Readers shouldn’t be told they can’t read a book – it’s too prescriptive! Of course a student shouldn’t be told they can’t read a book. That’s not the correct way to run this programme. The advice is to read at least 60% of the books within their ZPD, but never, never should we tell a student they can’t read a book. If Sofee and Angel suddenly discover Dork Diaries, I’m not going to stop them reading them whether they’re in their ZPD or not. Reading for pleasure absolutely IS the focus here. We’re just guiding them to books that suit their ability.
We study a book in English that doesn’t have an Accelerated Reader quiz. Teachers can make their own quizzes and upload them for their school.
Like anything, if you research it carefully, put some effort in and have support of the teachers delivering, it can be a big success. I thought I’d leave you with a couple of success stories:
Child A – I was informed he was disruptive during silent reading. I spoke to him and discovered that he was reading David Walliams and it was “boring”. The book was 4.8. Child A’s ZPD was 1.4-2.4. I brought him 6 very thin books within his ZPD and persuaded him to give one a try. He read it and passed the quiz, shouting out to the whole class that he’d passed (I allowed him that disruption, his enthusiasm was heart-warming). He then asked if I’d bring him books every day to Silent Reading. I agreed. When we broke up for half term, he asked me for extra books to take home. 😊

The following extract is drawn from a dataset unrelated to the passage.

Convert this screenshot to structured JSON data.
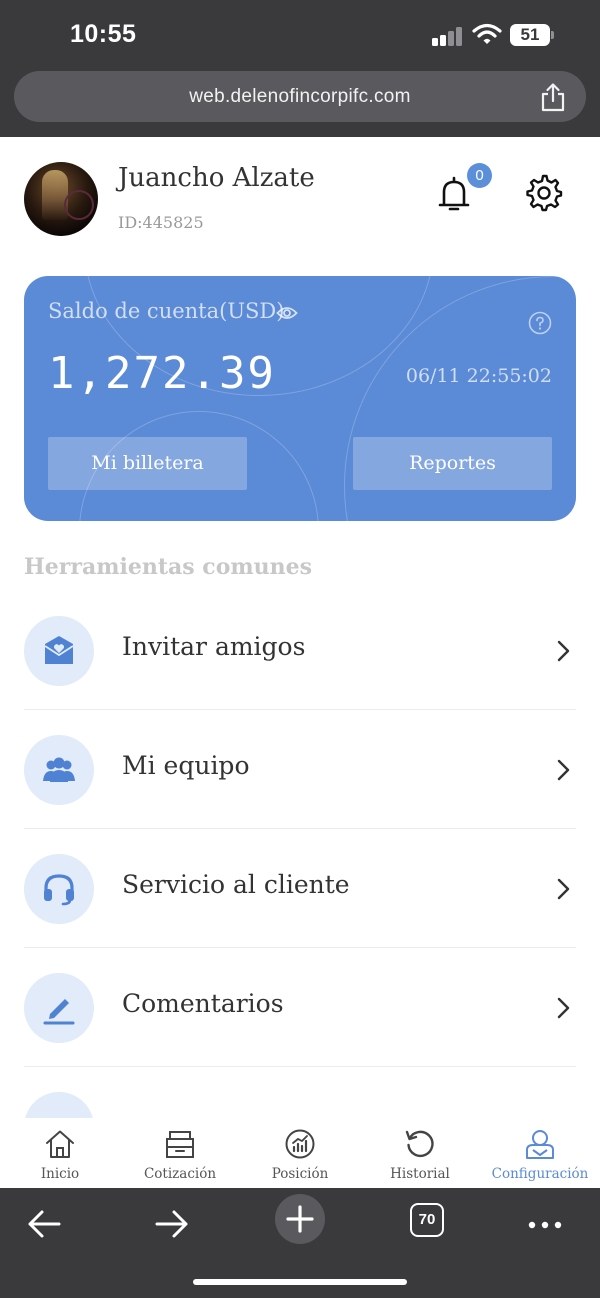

Child B – Told me her mum was amazed to find her quietly reading in her room. Especially as she hadn’t even been told to. This hadn’t happened since primary, three years ago. It turned out she’d simply got out of the habit of reading, but now that the teachers knew if she’d read the full book or not, she’d had to read a full one and rekindled her love of reading.
Child C and Child D – I overheard them discussing which books were most fun to read. These were two reluctant reader boys who had started off pretending to read and borrowing the same books again and again, just to look like they were reading.
Child E (SEN) – Dad emailed to say how proud his son is of reaching his sunflower target ahead of time and please could he have his target increased.
I’d love to know any success stories you have.
I would just like to point out that I am not in any way affiliated with STAR reading or Accelerated Reader, RenLearn or Renaissance Place. I’m just a really enthusiastic librarian who loves to share great ideas and success 😊
All names are fictional.